“I think we have a very good opportunity to win a runoff election,” he said. “What a lot of people don’t realize is the voters in HD 123 are not like the voters all across the city.”
Many of the district’s residents, he said, make less than $30,000 a year and share the same core values as the GOP – they just don’t know it. Voters there cast ballots for Democrats because that’s what their parents did, Previtera said.
“They don’t realize that many of them, if their parents were still alive today, they’d be voting Republican,” he said.
By law, the runoff must take place within 45 days of the results being canvassed, which in practice should mean by February 21. As I said before, there’s a case to be made for Rep. Menendez to drop out instead of going to the runoff. Menendez trails TMF by about 18 points, which isn’t insurmountable – Borris Miles trailed Al Edwards 48.18 to 32.76 in the 2006 Democratic primary for HD146 and won in the runoff – but it’s a steep hill to climb, especially given that the bulk of the remaining votes went to the two Republican candidates. Menendez could try to persuade some Republicans that he’d be better for them in SD26 than TMF would be, not an unreasonable argument but one that must be made delicately if one doesn’t want to piss off one’s own base. He could try to bring back more of his voters to the runoff than TMF does, and he could try to bring out some folks who didn’t participate in Round One, which might be doable now that the holidays are over. Maybe.
You have to weigh the odds of success against the stark reality of the calendar: The day after the runoff there’s another legislative vacancy that would need to be filled. That special election would likely be at the end of March, and if there’s a runoff needed, which seems like a good bet, it might not happen till the first week of May or so. Against that, if Menendez concedes and TMF resigns his legislative seat to move up, the special election in HD116 would likely be in early to mid-February, with a runoff in mid to late March. That’s a big difference in terms of when a lot of the action happens, and when a lot of key votes need to be cast. If we want to beat back regressive constitutional amendments, we will need all hands on deck.

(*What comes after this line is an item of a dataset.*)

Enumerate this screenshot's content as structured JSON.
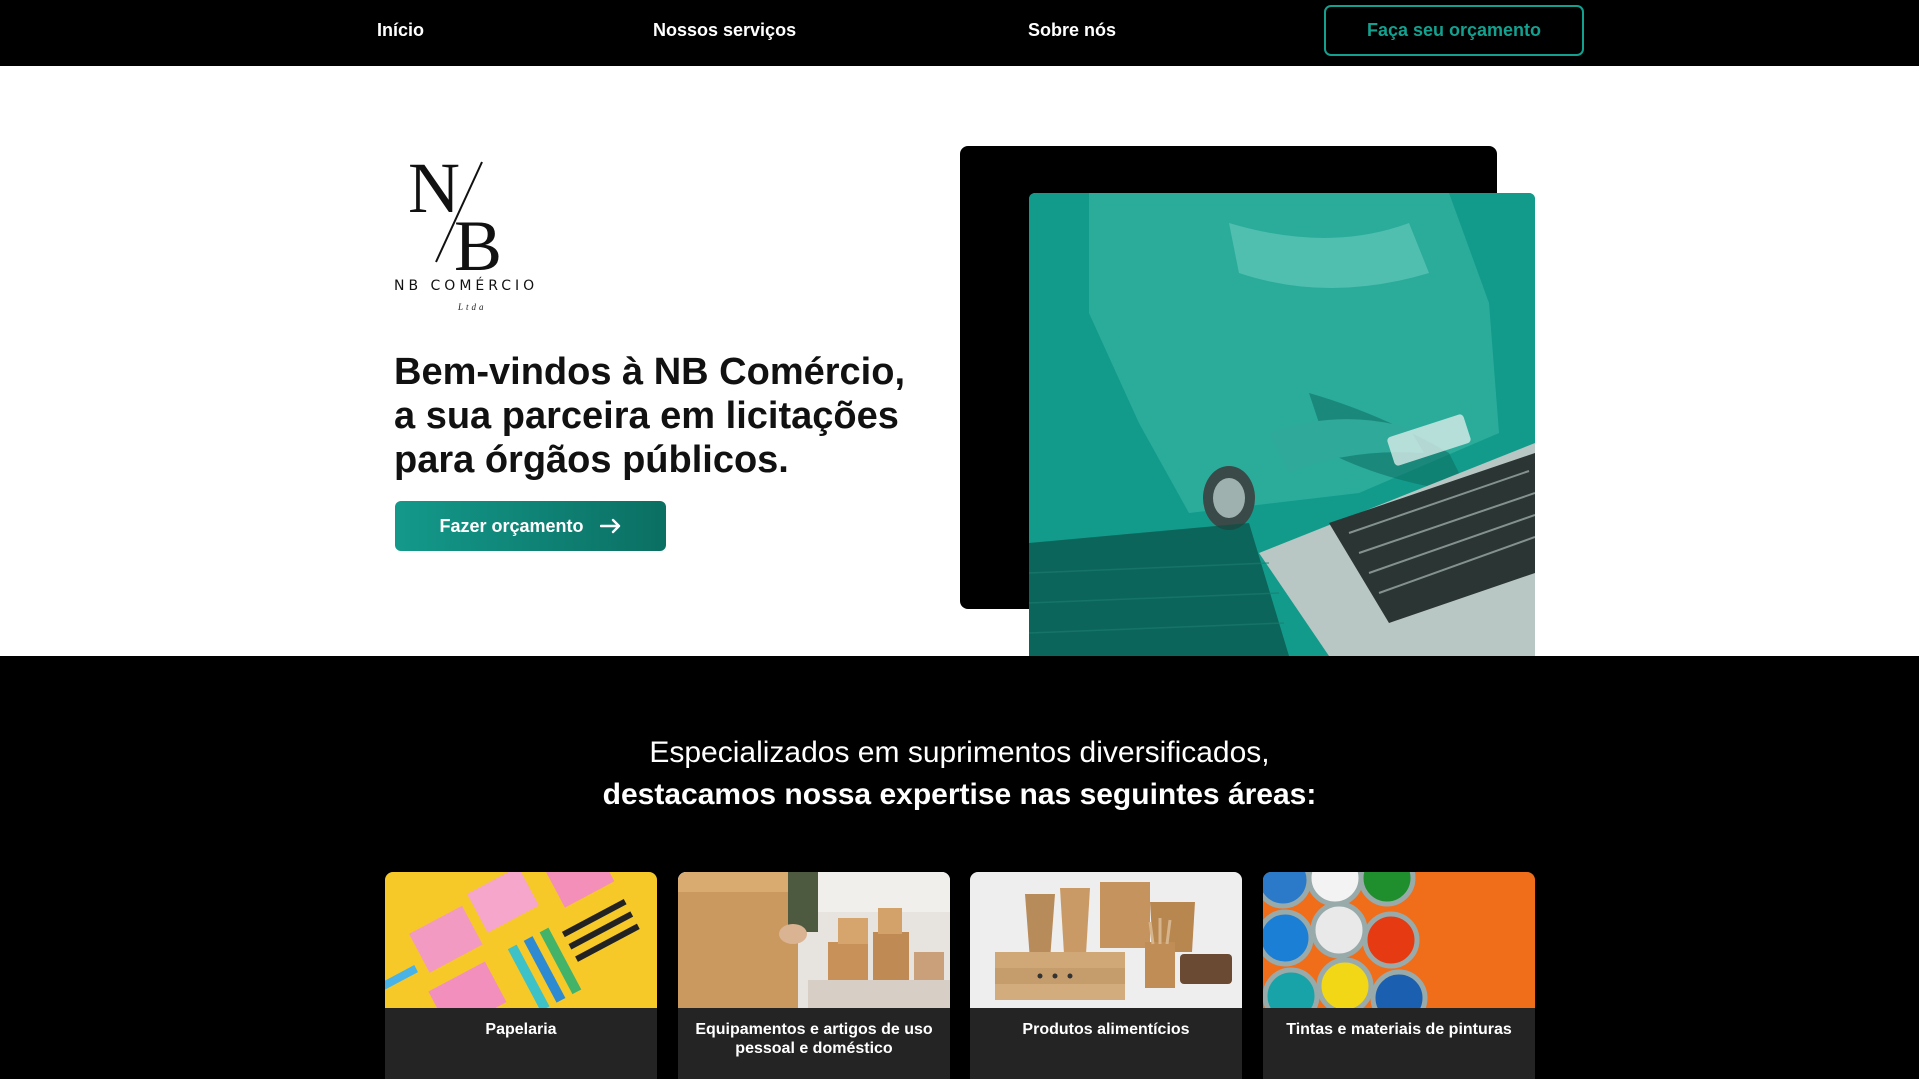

I recognize that what I’m saying here is that Rep. Menendez might consider taking one for the team. I want to be clear that he is in no way obligated to do so. If he believes, as I’m sure he does, that he has a path to victory, then by all means he should fight on. I have nothing but respect for Rep. Menendez and wish him good luck. For better or worse, the calendar is what it is. It could be a factor in how this session plays out. I feel it is worthwhile to point that out.
As for the HD123 runoff, putting aside Previtera’s adorable invocation of that old Reagan chestnut about Latinos being Republicans that just haven’t figured it out yet, I would note that 75% of the vote cast in that race was for Democrats. Good luck finding a way to 50% plus one with that.
Meanwhile, in HD17:
Cyrier and Golemon might be from the same party, but they come from different corners of the GOP.
Cyrier, who started the contracting firm Sabre Commercial and who served on the Caldwell County Commissioners’ Court, boasts the support of some Democrats and says he is ready to reach across the aisle to govern.
Meanwhile, Golemon sees himself as the more conservative choice, he said. An entrepreneur and the son of a high-dollar lobbyist, Golemon doesn’t have a record to run on, but his campaign consultant, Luke Macias, has a reputation for helping to elect some of the Legislature’s most conservative and tea party-backed members.
Both Golemon and Cyrier have said they would focus on protecting water resources in the district, if elected.
Golemon’s website says he also wants to pass legislation dealing with education, securing the border, advancing Second Amendment rights and opposing the Affordable Care Act.
Cyrier’s other priorities include improving the state transportation system and funding public education, he said.
Like I said, not a pickup opportunity, but it’s clear what the better outcome is at this point. Now we await word of the runoff date.